- Create/Register a new virtual machine remembering to select “deploy a virtual machine from an OVF or OVA file”. Note: An .OVA is a single compressed file containing both the .OVF and .VMDK and may containing other files.
- Select a new name for the newly imported virtual machine. Example: “Database Production”
- Drag and Drop, or click to select both the .VMDK and .OVF you exported earlier.
- Select where you would like to store the imported virtual machine. Example: Datastore1.
- Select a network resource for the imported virtual machine. Example: Production network.
- Select either “thin” or “thick” provisioning for your virtual machine. Thin provisions means allocate disk space only when it it needed.

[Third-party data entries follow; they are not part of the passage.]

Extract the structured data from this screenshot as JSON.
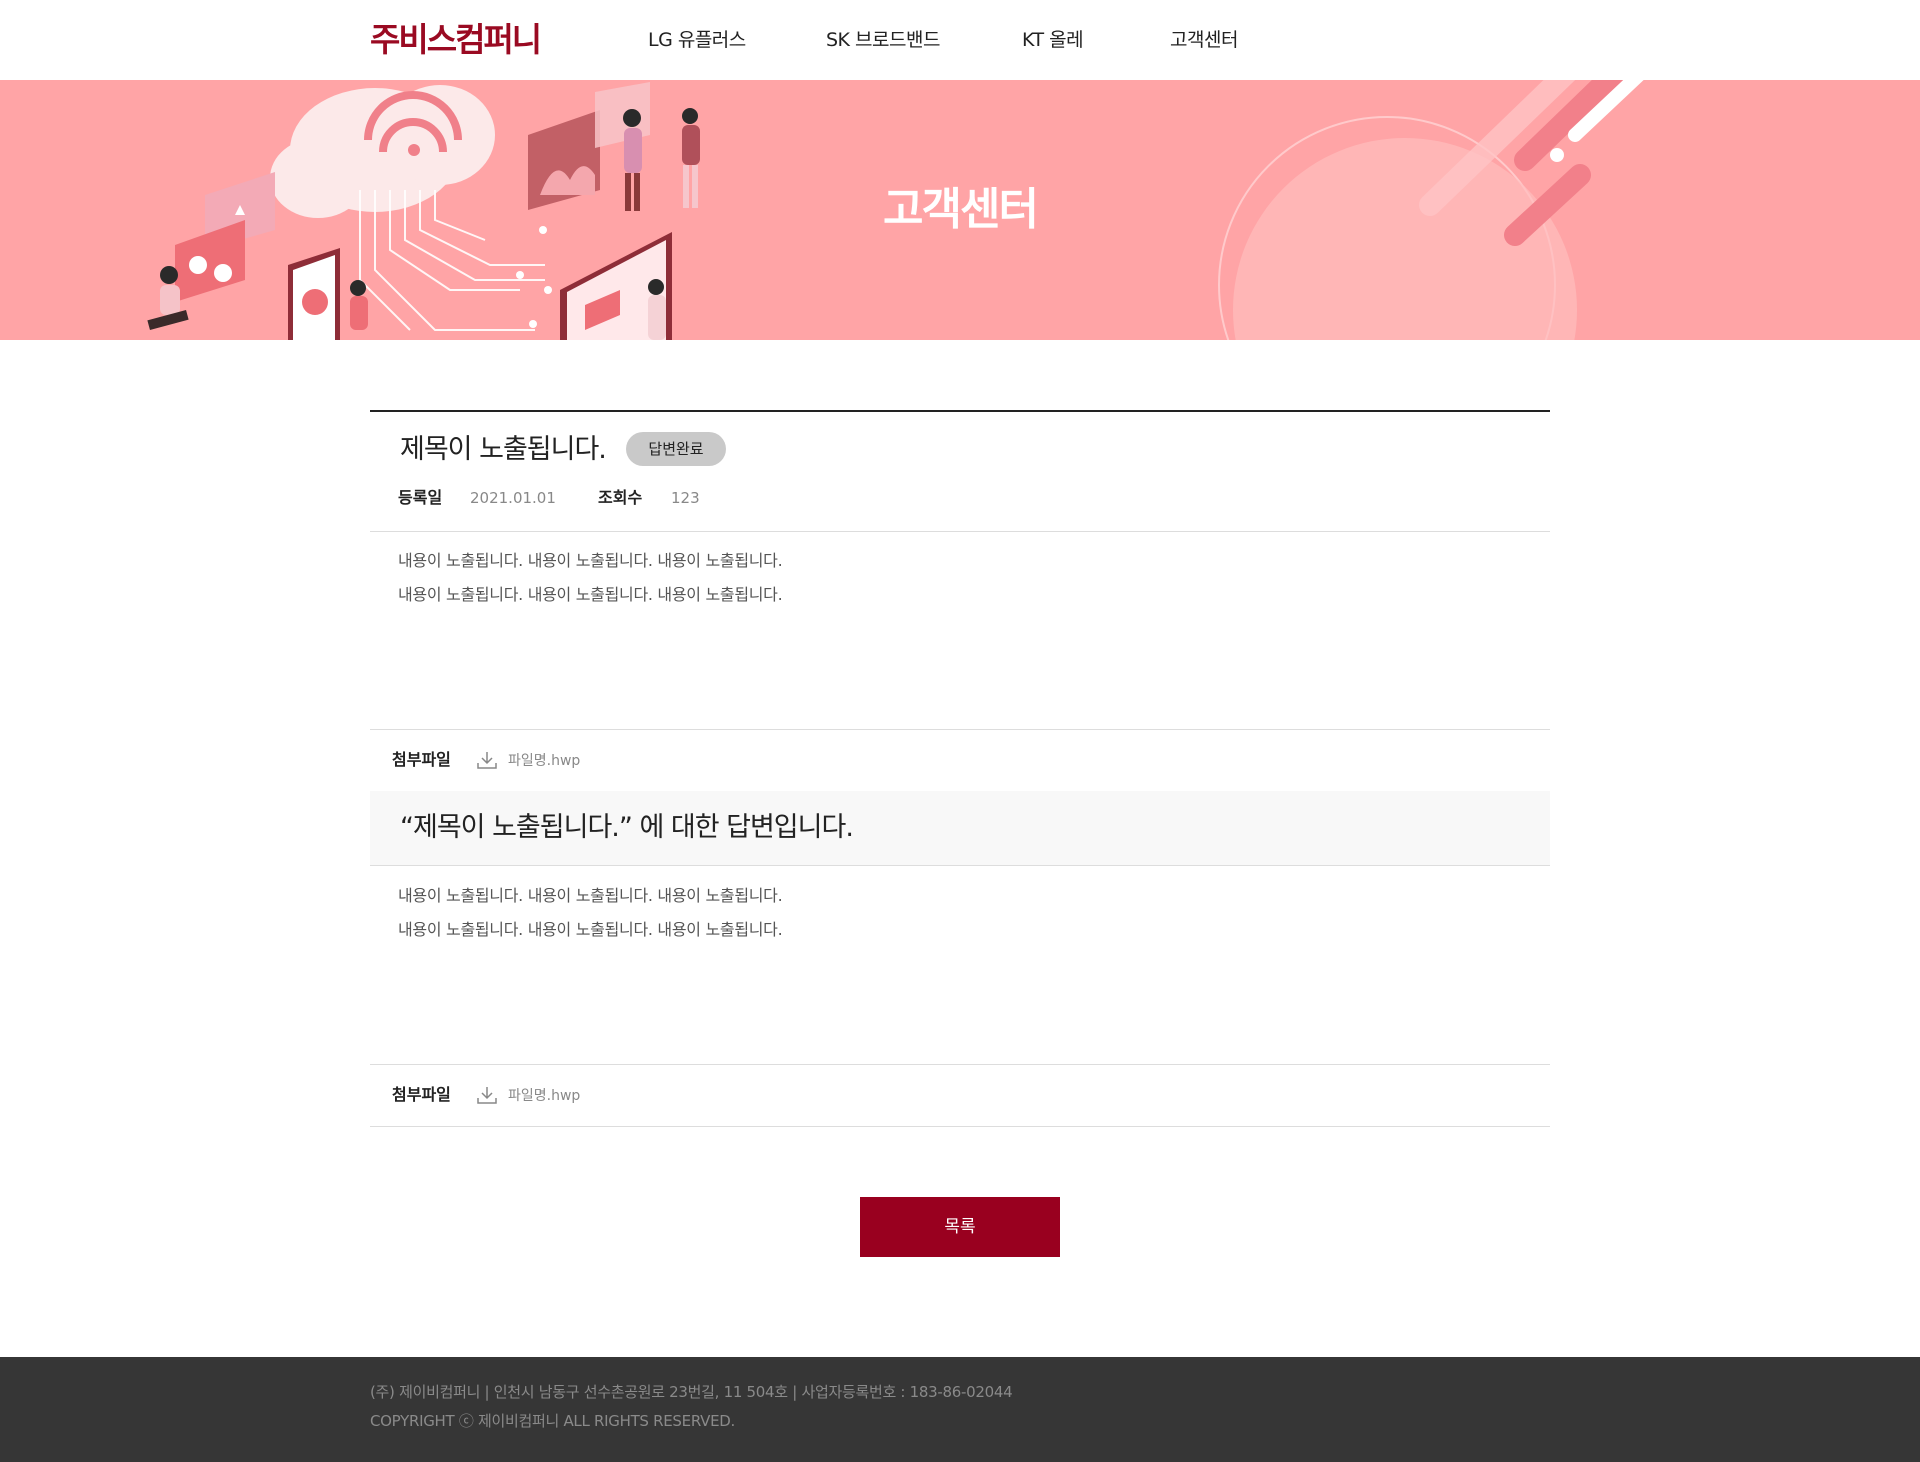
{
  "header": {
    "logo": "주비스컴퍼니",
    "nav": [
      "LG 유플러스",
      "SK 브로드밴드",
      "KT 올레",
      "고객센터"
    ]
  },
  "banner": {
    "title": "고객센터"
  },
  "post": {
    "title": "제목이 노출됩니다.",
    "status_badge": "답변완료",
    "date_label": "등록일",
    "date_value": "2021.01.01",
    "views_label": "조회수",
    "views_value": "123",
    "body": [
      "내용이 노출됩니다. 내용이 노출됩니다. 내용이 노출됩니다.",
      "내용이 노출됩니다. 내용이 노출됩니다. 내용이 노출됩니다."
    ],
    "attach_label": "첨부파일",
    "attach_file": "파일명.hwp"
  },
  "answer": {
    "title": "“제목이 노출됩니다.” 에 대한 답변입니다.",
    "body": [
      "내용이 노출됩니다. 내용이 노출됩니다. 내용이 노출됩니다.",
      "내용이 노출됩니다. 내용이 노출됩니다. 내용이 노출됩니다."
    ],
    "attach_label": "첨부파일",
    "attach_file": "파일명.hwp"
  },
  "list_button": "목록",
  "footer": {
    "line1": "(주) 제이비컴퍼니  |  인천시 남동구 선수촌공원로 23번길, 11 504호  |  사업자등록번호 : 183-86-02044",
    "line2": "COPYRIGHT ⓒ 제이비컴퍼니 ALL RIGHTS RESERVED."
  },
  "colors": {
    "brand": "#9a0a22",
    "banner_bg": "#ffa4a6",
    "button_bg": "#99001f",
    "footer_bg": "#363636"
  }
}
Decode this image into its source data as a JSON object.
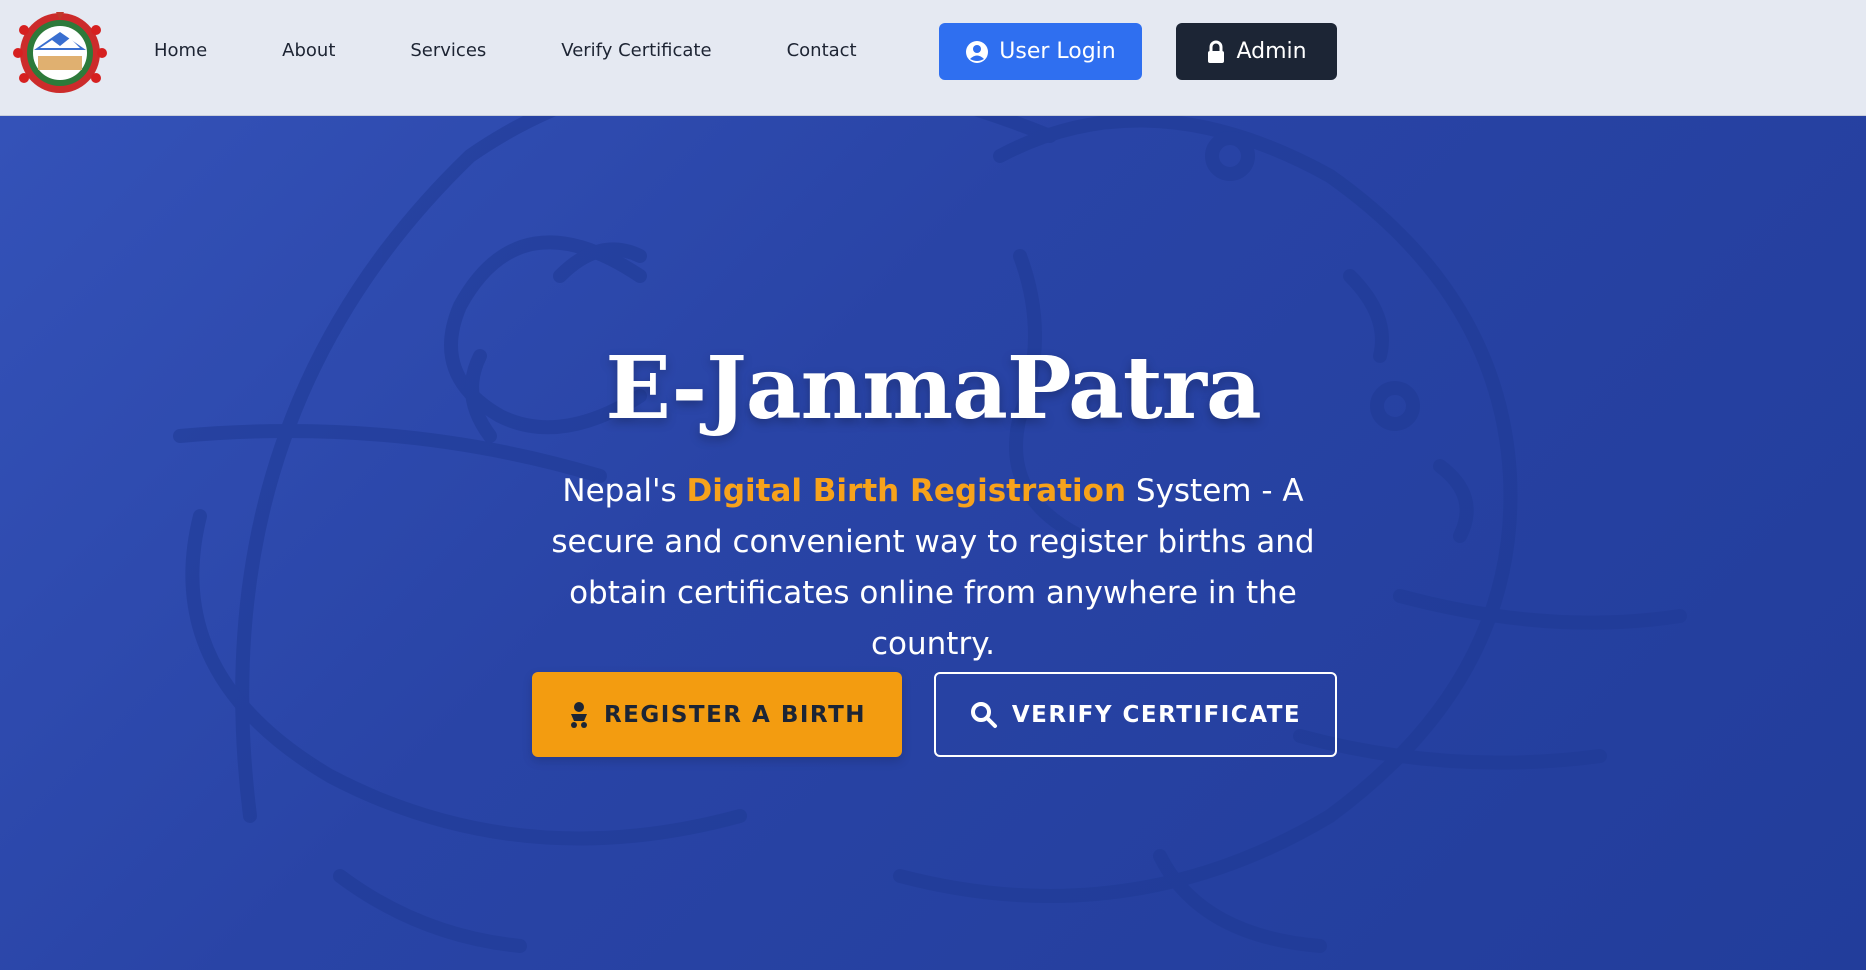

Thick provisioning means pre-allocate all disk space to the new virtual machine.
- Wait for the virtual machine to import.
- Once complete you can power up the production database virtual machine.
You now have a clone of the development database as a new virtual machine, and a backup of the development database as an .OVF on your local disk.
Implications of the virtual machine workflow
The great thing about virtual machine is that you can repeat the cloning process as many time as you need. In fact there are many scenarios in which this process can be scripted, automated or modified to fit a wide range of business scenarios.
- A backup scenario for offsite disaster recovery.
- A continuous deployment strategy where, after testing, you can confidently deploy to production and safely roll back to a previous version.
- Easily setting up development and staging environments to test new ideas, products and integration.
In all of the above examples, we are confident that we have a backup of a working system that we can roll back and re-deploy if necessary. In each scenario the only physical constraint is the underlying physical resources our hypervisors can assign to the virtual machine. The rest is up to our imagination.
Piece of Mind
Often I tell my customers that hypervisors can offer piece of mind when it comes to business critical data. Users often don’t backup their data enough, and if they do need to restore that data it can take a while to get everything back up and running. You may need to rely on external IT, or finding your install disk and license keys. With virtual machines, you simply need to import a OVF.
Note: Using the free version of VMWare’s ESXi, you will need to shut down the virtual machine before you can export and clone a virtual machine. However with a more advanced vSphere license, cloning and migrating virtual machines can be done live, even over VPN to a backup machine offsite, in the cloud or at a home office.
Next in our series will be installation and GPU intensive virtual machines.